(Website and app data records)
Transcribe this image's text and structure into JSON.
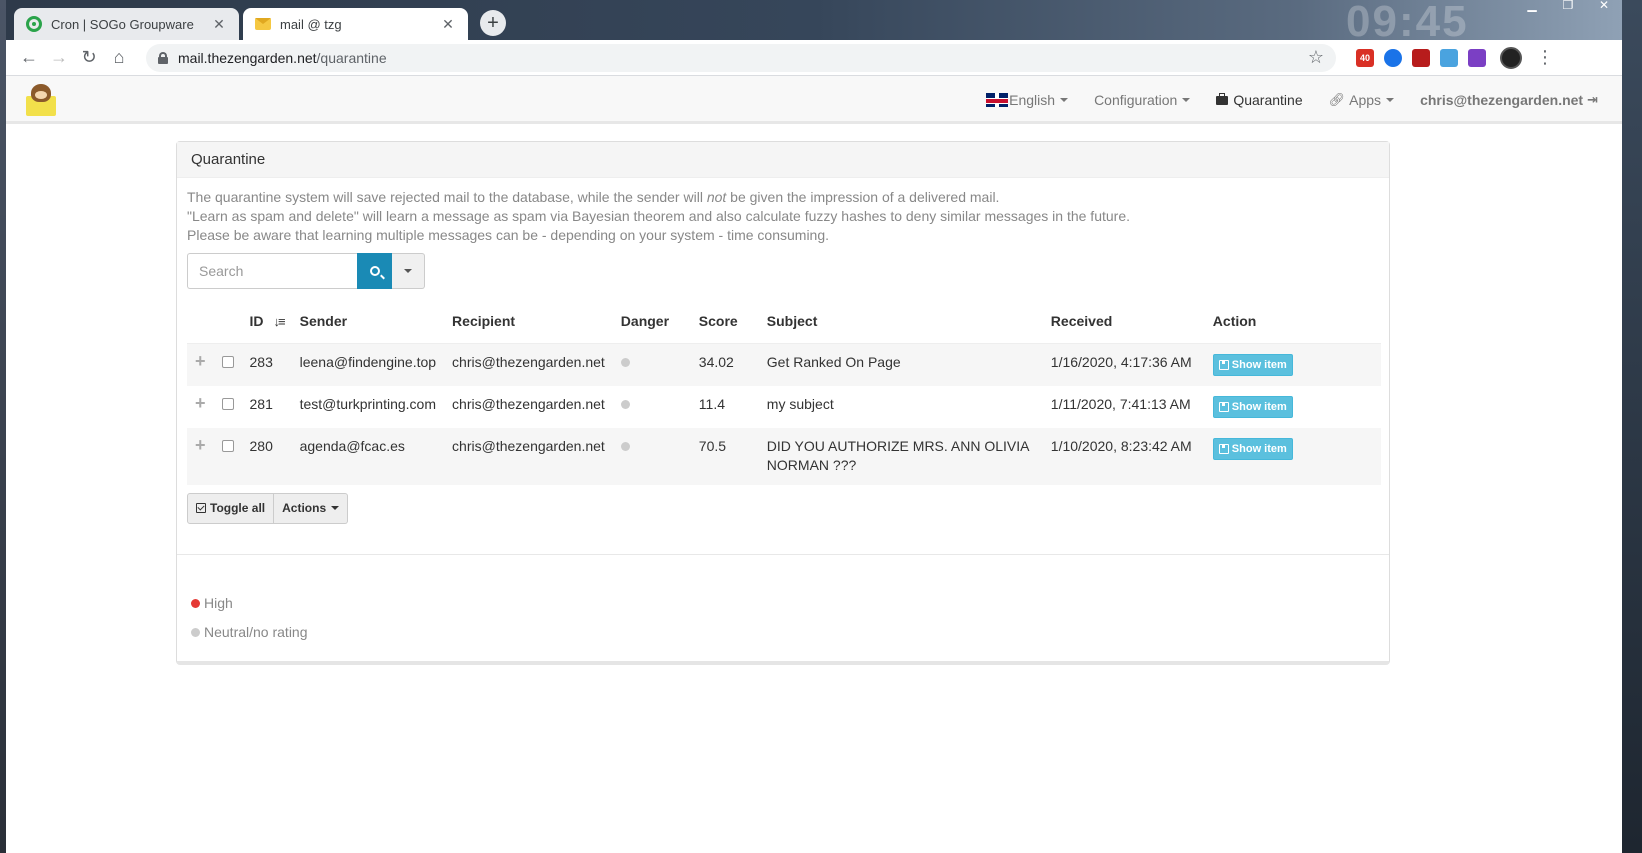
{
  "browser": {
    "tabs": [
      {
        "title": "Cron | SOGo Groupware",
        "icon": "target-icon",
        "active": false
      },
      {
        "title": "mail @ tzg",
        "icon": "envelope-icon",
        "active": true
      }
    ],
    "clock": "09:45",
    "url_host": "mail.thezengarden.net",
    "url_path": "/quarantine",
    "extension_badge": "40"
  },
  "nav": {
    "language": "English",
    "configuration": "Configuration",
    "quarantine": "Quarantine",
    "apps": "Apps",
    "user": "chris@thezengarden.net"
  },
  "panel": {
    "title": "Quarantine",
    "desc_line1_a": "The quarantine system will save rejected mail to the database, while the sender will ",
    "desc_line1_em": "not",
    "desc_line1_b": " be given the impression of a delivered mail.",
    "desc_line2": "\"Learn as spam and delete\" will learn a message as spam via Bayesian theorem and also calculate fuzzy hashes to deny similar messages in the future.",
    "desc_line3": "Please be aware that learning multiple messages can be - depending on your system - time consuming.",
    "search_placeholder": "Search"
  },
  "table": {
    "headers": {
      "id": "ID",
      "sender": "Sender",
      "recipient": "Recipient",
      "danger": "Danger",
      "score": "Score",
      "subject": "Subject",
      "received": "Received",
      "action": "Action"
    },
    "rows": [
      {
        "id": "283",
        "sender": "leena@findengine.top",
        "recipient": "chris@thezengarden.net",
        "score": "34.02",
        "subject": "Get Ranked On Page",
        "received": "1/16/2020, 4:17:36 AM",
        "action": "Show item"
      },
      {
        "id": "281",
        "sender": "test@turkprinting.com",
        "recipient": "chris@thezengarden.net",
        "score": "11.4",
        "subject": "my subject",
        "received": "1/11/2020, 7:41:13 AM",
        "action": "Show item"
      },
      {
        "id": "280",
        "sender": "agenda@fcac.es",
        "recipient": "chris@thezengarden.net",
        "score": "70.5",
        "subject": "DID YOU AUTHORIZE MRS. ANN OLIVIA NORMAN ???",
        "received": "1/10/2020, 8:23:42 AM",
        "action": "Show item"
      }
    ]
  },
  "buttons": {
    "toggle_all": "Toggle all",
    "actions": "Actions"
  },
  "legend": {
    "high": "High",
    "neutral": "Neutral/no rating"
  },
  "colors": {
    "primary": "#1a8ab5",
    "info": "#5bc0de",
    "danger_high": "#e53935",
    "neutral": "#cccccc"
  }
}
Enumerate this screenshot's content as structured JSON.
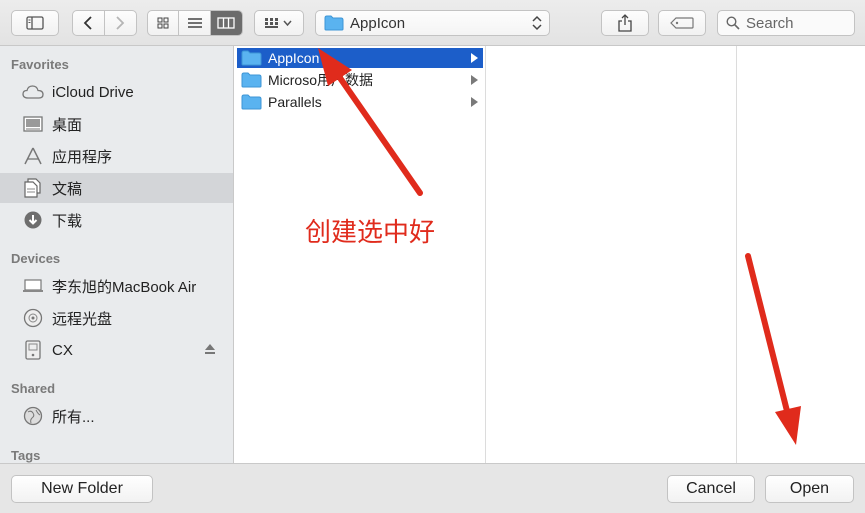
{
  "toolbar": {
    "path_label": "AppIcon",
    "search_placeholder": "Search"
  },
  "sidebar": {
    "favorites_title": "Favorites",
    "devices_title": "Devices",
    "shared_title": "Shared",
    "tags_title": "Tags",
    "favorites": [
      {
        "label": "iCloud Drive",
        "icon": "cloud-icon"
      },
      {
        "label": "桌面",
        "icon": "desktop-icon"
      },
      {
        "label": "应用程序",
        "icon": "applications-icon"
      },
      {
        "label": "文稿",
        "icon": "documents-icon",
        "selected": true
      },
      {
        "label": "下载",
        "icon": "download-icon"
      }
    ],
    "devices": [
      {
        "label": "李东旭的MacBook Air",
        "icon": "laptop-icon"
      },
      {
        "label": "远程光盘",
        "icon": "disc-icon"
      },
      {
        "label": "CX",
        "icon": "drive-icon"
      }
    ],
    "shared": [
      {
        "label": "所有...",
        "icon": "network-icon"
      }
    ]
  },
  "column1": {
    "items": [
      {
        "label": "AppIcon",
        "selected": true
      },
      {
        "label": "Microso用户数据"
      },
      {
        "label": "Parallels"
      }
    ]
  },
  "annotation": {
    "text": "创建选中好",
    "color": "#e02b1c"
  },
  "bottom": {
    "new_folder_label": "New Folder",
    "cancel_label": "Cancel",
    "open_label": "Open"
  },
  "colors": {
    "selection": "#1c5ec9",
    "folder": "#5ab3f0"
  }
}
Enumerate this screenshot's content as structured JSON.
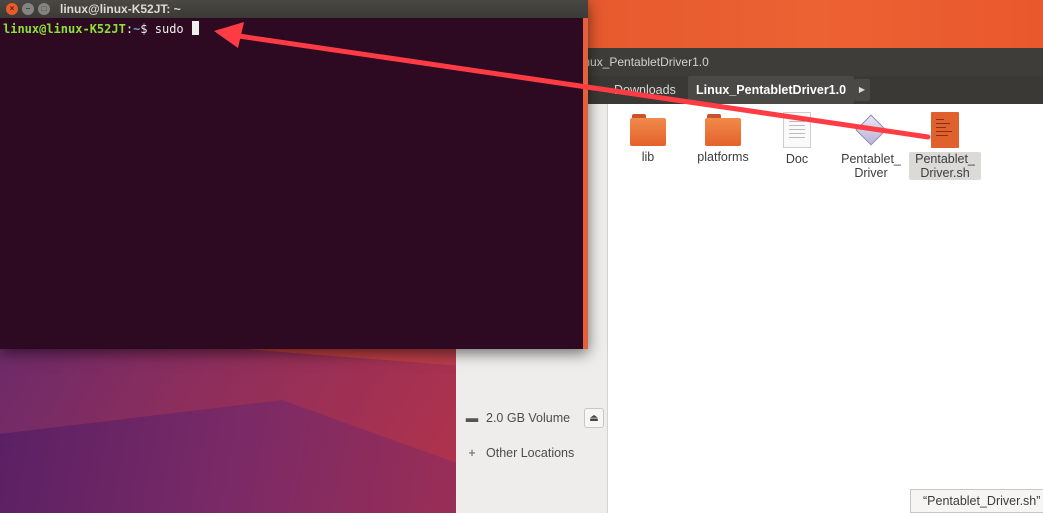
{
  "terminal": {
    "title": "linux@linux-K52JT: ~",
    "prompt_user": "linux@linux-K52JT",
    "prompt_sep": ":",
    "prompt_path": "~",
    "prompt_symbol": "$ ",
    "command": "sudo "
  },
  "files": {
    "window_title": "Linux_PentabletDriver1.0",
    "breadcrumbs": [
      "Downloads",
      "Linux_PentabletDriver1.0"
    ],
    "sidebar": {
      "volume": "2.0 GB Volume",
      "other_locations": "Other Locations"
    },
    "items": [
      {
        "name": "lib",
        "icon": "folder-icon"
      },
      {
        "name": "platforms",
        "icon": "folder-icon"
      },
      {
        "name": "Doc",
        "icon": "document-icon"
      },
      {
        "name": "Pentablet_ Driver",
        "icon": "executable-icon"
      },
      {
        "name": "Pentablet_ Driver.sh",
        "icon": "shell-script-icon"
      }
    ],
    "status": "“Pentablet_Driver.sh”"
  },
  "colors": {
    "annotation_arrow": "#ff3b44",
    "terminal_bg": "#300a24",
    "prompt_user": "#8ae234",
    "prompt_path": "#729fcf"
  }
}
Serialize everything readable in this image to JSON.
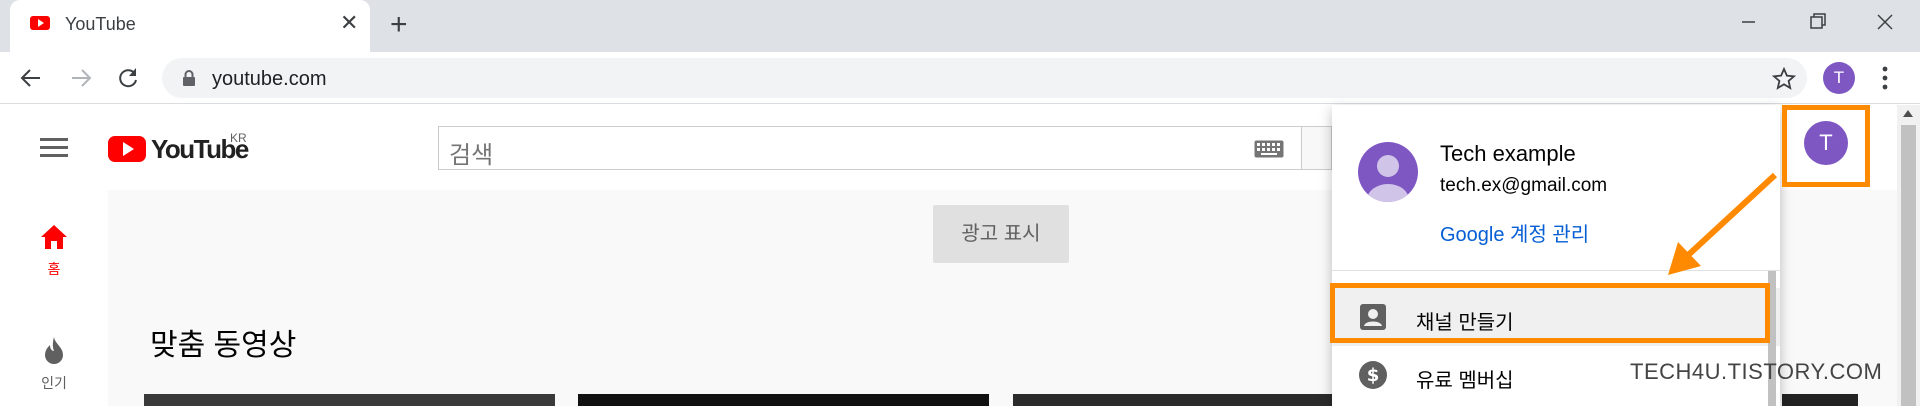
{
  "browser": {
    "tab": {
      "title": "YouTube",
      "close_glyph": "✕"
    },
    "new_tab_glyph": "+",
    "window_controls": [
      "minimize-icon",
      "restore-icon",
      "close-icon"
    ],
    "address": {
      "url": "youtube.com"
    },
    "profile_initial": "T"
  },
  "youtube": {
    "logo_text": "YouTube",
    "region": "KR",
    "search": {
      "placeholder": "검색"
    },
    "guide": [
      {
        "label": "홈",
        "icon": "home-icon",
        "active": true
      },
      {
        "label": "인기",
        "icon": "fire-icon",
        "active": false
      }
    ],
    "ad_button": "광고 표시",
    "section_title": "맞춤 동영상",
    "avatar_initial": "T"
  },
  "account_menu": {
    "name": "Tech example",
    "email": "tech.ex@gmail.com",
    "manage_link": "Google 계정 관리",
    "items": [
      {
        "label": "채널 만들기",
        "icon": "person-card-icon"
      },
      {
        "label": "유료 멤버십",
        "icon": "dollar-circle-icon"
      }
    ]
  },
  "annotation": {
    "watermark": "TECH4U.TISTORY.COM",
    "highlight_color": "#ff8a00"
  },
  "colors": {
    "youtube_red": "#ff0000",
    "avatar_purple": "#7e57c2",
    "link_blue": "#065fd4"
  }
}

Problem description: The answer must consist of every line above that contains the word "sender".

Your response:
    "desc_line1_a": "The quarantine system will save rejected mail to the database, while the sender will ",
      "sender": "Sender",
        "sender": "leena@findengine.top",
        "sender": "test@turkprinting.com",
        "sender": "agenda@fcac.es",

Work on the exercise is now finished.